Sports Media Rights to Surpass Gate Revenue for First Time
This year, gate revenue has hit $19.2 billion.
Gate revenue for all sporting events in North America will take a backseat to media rights in terms of revenue for the first time next year, according to a PricewaterhouseCoopers study released Monday.
While much has been made about declining ticket sales to NFL games this year even though prices are falling, the PwC study does not break out football or any other sport. Instead, it looks at sports as a whole.
This year, media rights will come in at $19.1 billion, while gate revenue scores $19.2 billion. Next year, though, media will outproduce gate $20.1 billion to $19.6 billion, and its lead will grow from there, as media rights boasts a compound annual growth rate through 2021 of 4.3 percent, compared with gate's rate of 2.3 percent.
Part of the reason for the success of media rights is that more bidders, including non-traditional media outlets like Amazon.com and Twitter, are in the fray. On Monday, for example, Verizon said it has agreed to stream NFL games on mobile devices, beginning with playoff contests that start next month.
"Direct-to-consumer offerings and other digital content are anticipated to be stabilizing forces rather than material drivers of market size," PwC says. It adds that "future growth" in media rights will "primarily hinge" on new technologies like 3D and virtual reality.

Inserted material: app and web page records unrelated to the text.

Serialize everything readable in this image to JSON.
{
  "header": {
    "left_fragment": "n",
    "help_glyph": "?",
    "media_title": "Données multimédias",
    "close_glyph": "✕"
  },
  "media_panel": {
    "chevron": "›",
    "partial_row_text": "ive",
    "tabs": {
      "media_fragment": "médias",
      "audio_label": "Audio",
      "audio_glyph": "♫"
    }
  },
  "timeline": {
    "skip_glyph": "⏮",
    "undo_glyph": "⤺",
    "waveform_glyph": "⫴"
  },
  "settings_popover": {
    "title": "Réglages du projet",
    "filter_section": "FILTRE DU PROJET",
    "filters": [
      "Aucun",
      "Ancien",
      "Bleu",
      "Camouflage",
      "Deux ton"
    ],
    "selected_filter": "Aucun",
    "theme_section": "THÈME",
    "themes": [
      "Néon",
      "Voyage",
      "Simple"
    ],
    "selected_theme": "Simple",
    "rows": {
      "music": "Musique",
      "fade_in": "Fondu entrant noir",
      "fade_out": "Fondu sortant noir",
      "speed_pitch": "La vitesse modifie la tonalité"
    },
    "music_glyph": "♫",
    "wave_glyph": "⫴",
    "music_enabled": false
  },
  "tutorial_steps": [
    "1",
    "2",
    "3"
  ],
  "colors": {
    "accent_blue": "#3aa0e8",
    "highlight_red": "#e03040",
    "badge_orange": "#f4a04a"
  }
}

As for the rest of the sports ecosystem in North America, sponsorship will generate the third-most revenue this year and next, while merchandising comes in fourth. All four segments together will rake in $69.3 billion this year and $71.9 billion in 2018.